-- Input for this task follows --
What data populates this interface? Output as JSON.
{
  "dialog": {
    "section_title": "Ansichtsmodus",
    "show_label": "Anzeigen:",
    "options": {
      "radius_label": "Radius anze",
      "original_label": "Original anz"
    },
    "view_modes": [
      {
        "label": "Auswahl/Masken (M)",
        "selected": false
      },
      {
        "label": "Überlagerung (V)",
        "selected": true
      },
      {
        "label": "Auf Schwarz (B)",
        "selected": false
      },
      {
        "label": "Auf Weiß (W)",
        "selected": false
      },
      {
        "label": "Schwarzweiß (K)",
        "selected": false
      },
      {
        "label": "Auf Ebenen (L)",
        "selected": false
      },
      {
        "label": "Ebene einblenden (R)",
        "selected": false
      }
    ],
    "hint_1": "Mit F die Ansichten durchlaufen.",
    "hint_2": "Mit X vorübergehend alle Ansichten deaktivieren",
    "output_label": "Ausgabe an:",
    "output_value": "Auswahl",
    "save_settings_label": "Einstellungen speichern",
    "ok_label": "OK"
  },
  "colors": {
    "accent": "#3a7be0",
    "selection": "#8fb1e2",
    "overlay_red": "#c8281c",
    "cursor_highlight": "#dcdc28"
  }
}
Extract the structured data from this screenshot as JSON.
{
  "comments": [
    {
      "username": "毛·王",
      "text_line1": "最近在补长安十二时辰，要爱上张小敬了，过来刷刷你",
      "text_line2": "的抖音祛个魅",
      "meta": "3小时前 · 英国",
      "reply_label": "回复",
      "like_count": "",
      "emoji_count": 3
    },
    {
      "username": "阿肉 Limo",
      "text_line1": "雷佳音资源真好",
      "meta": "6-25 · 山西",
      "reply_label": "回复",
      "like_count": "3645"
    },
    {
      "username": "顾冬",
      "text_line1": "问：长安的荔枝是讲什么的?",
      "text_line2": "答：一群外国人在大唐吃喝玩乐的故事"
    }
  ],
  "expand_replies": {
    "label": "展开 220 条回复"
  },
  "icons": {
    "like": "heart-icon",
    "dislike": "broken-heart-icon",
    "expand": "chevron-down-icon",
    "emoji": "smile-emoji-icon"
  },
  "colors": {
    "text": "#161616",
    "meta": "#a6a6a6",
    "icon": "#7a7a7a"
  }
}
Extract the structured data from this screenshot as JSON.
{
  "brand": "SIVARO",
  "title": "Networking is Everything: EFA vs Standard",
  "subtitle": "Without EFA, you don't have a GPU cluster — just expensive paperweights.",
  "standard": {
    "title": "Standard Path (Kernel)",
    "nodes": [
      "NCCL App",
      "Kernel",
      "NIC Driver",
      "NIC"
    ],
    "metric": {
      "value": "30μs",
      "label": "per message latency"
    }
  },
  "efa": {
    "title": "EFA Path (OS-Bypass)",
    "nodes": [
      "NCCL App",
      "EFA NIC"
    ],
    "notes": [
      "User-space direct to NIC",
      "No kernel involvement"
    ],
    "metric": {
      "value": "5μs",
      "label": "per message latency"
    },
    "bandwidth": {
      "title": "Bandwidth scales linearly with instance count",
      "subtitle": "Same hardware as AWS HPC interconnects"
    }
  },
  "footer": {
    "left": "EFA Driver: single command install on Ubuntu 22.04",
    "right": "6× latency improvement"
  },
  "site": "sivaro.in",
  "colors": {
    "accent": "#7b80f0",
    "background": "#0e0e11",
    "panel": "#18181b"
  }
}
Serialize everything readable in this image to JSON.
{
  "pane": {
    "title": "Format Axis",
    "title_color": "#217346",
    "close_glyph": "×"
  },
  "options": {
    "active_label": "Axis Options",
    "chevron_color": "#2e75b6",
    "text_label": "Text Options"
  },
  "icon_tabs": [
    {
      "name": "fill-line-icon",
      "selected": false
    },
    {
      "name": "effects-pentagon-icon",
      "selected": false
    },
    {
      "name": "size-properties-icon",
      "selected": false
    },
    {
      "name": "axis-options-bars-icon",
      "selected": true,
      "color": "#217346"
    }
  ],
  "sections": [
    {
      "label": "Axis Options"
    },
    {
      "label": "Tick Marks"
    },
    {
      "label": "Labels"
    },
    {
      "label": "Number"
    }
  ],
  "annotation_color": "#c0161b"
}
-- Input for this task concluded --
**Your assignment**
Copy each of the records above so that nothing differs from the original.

**Task result**
What data populates this interface? Output as JSON.
{
  "dialog": {
    "section_title": "Ansichtsmodus",
    "show_label": "Anzeigen:",
    "options": {
      "radius_label": "Radius anze",
      "original_label": "Original anz"
    },
    "view_modes": [
      {
        "label": "Auswahl/Masken (M)",
        "selected": false
      },
      {
        "label": "Überlagerung (V)",
        "selected": true
      },
      {
        "label": "Auf Schwarz (B)",
        "selected": false
      },
      {
        "label": "Auf Weiß (W)",
        "selected": false
      },
      {
        "label": "Schwarzweiß (K)",
        "selected": false
      },
      {
        "label": "Auf Ebenen (L)",
        "selected": false
      },
      {
        "label": "Ebene einblenden (R)",
        "selected": false
      }
    ],
    "hint_1": "Mit F die Ansichten durchlaufen.",
    "hint_2": "Mit X vorübergehend alle Ansichten deaktivieren",
    "output_label": "Ausgabe an:",
    "output_value": "Auswahl",
    "save_settings_label": "Einstellungen speichern",
    "ok_label": "OK"
  },
  "colors": {
    "accent": "#3a7be0",
    "selection": "#8fb1e2",
    "overlay_red": "#c8281c",
    "cursor_highlight": "#dcdc28"
  }
}
Extract the structured data from this screenshot as JSON.
{
  "comments": [
    {
      "username": "毛·王",
      "text_line1": "最近在补长安十二时辰，要爱上张小敬了，过来刷刷你",
      "text_line2": "的抖音祛个魅",
      "meta": "3小时前 · 英国",
      "reply_label": "回复",
      "like_count": "",
      "emoji_count": 3
    },
    {
      "username": "阿肉 Limo",
      "text_line1": "雷佳音资源真好",
      "meta": "6-25 · 山西",
      "reply_label": "回复",
      "like_count": "3645"
    },
    {
      "username": "顾冬",
      "text_line1": "问：长安的荔枝是讲什么的?",
      "text_line2": "答：一群外国人在大唐吃喝玩乐的故事"
    }
  ],
  "expand_replies": {
    "label": "展开 220 条回复"
  },
  "icons": {
    "like": "heart-icon",
    "dislike": "broken-heart-icon",
    "expand": "chevron-down-icon",
    "emoji": "smile-emoji-icon"
  },
  "colors": {
    "text": "#161616",
    "meta": "#a6a6a6",
    "icon": "#7a7a7a"
  }
}
Extract the structured data from this screenshot as JSON.
{
  "brand": "SIVARO",
  "title": "Networking is Everything: EFA vs Standard",
  "subtitle": "Without EFA, you don't have a GPU cluster — just expensive paperweights.",
  "standard": {
    "title": "Standard Path (Kernel)",
    "nodes": [
      "NCCL App",
      "Kernel",
      "NIC Driver",
      "NIC"
    ],
    "metric": {
      "value": "30μs",
      "label": "per message latency"
    }
  },
  "efa": {
    "title": "EFA Path (OS-Bypass)",
    "nodes": [
      "NCCL App",
      "EFA NIC"
    ],
    "notes": [
      "User-space direct to NIC",
      "No kernel involvement"
    ],
    "metric": {
      "value": "5μs",
      "label": "per message latency"
    },
    "bandwidth": {
      "title": "Bandwidth scales linearly with instance count",
      "subtitle": "Same hardware as AWS HPC interconnects"
    }
  },
  "footer": {
    "left": "EFA Driver: single command install on Ubuntu 22.04",
    "right": "6× latency improvement"
  },
  "site": "sivaro.in",
  "colors": {
    "accent": "#7b80f0",
    "background": "#0e0e11",
    "panel": "#18181b"
  }
}
Serialize everything readable in this image to JSON.
{
  "pane": {
    "title": "Format Axis",
    "title_color": "#217346",
    "close_glyph": "×"
  },
  "options": {
    "active_label": "Axis Options",
    "chevron_color": "#2e75b6",
    "text_label": "Text Options"
  },
  "icon_tabs": [
    {
      "name": "fill-line-icon",
      "selected": false
    },
    {
      "name": "effects-pentagon-icon",
      "selected": false
    },
    {
      "name": "size-properties-icon",
      "selected": false
    },
    {
      "name": "axis-options-bars-icon",
      "selected": true,
      "color": "#217346"
    }
  ],
  "sections": [
    {
      "label": "Axis Options"
    },
    {
      "label": "Tick Marks"
    },
    {
      "label": "Labels"
    },
    {
      "label": "Number"
    }
  ],
  "annotation_color": "#c0161b"
}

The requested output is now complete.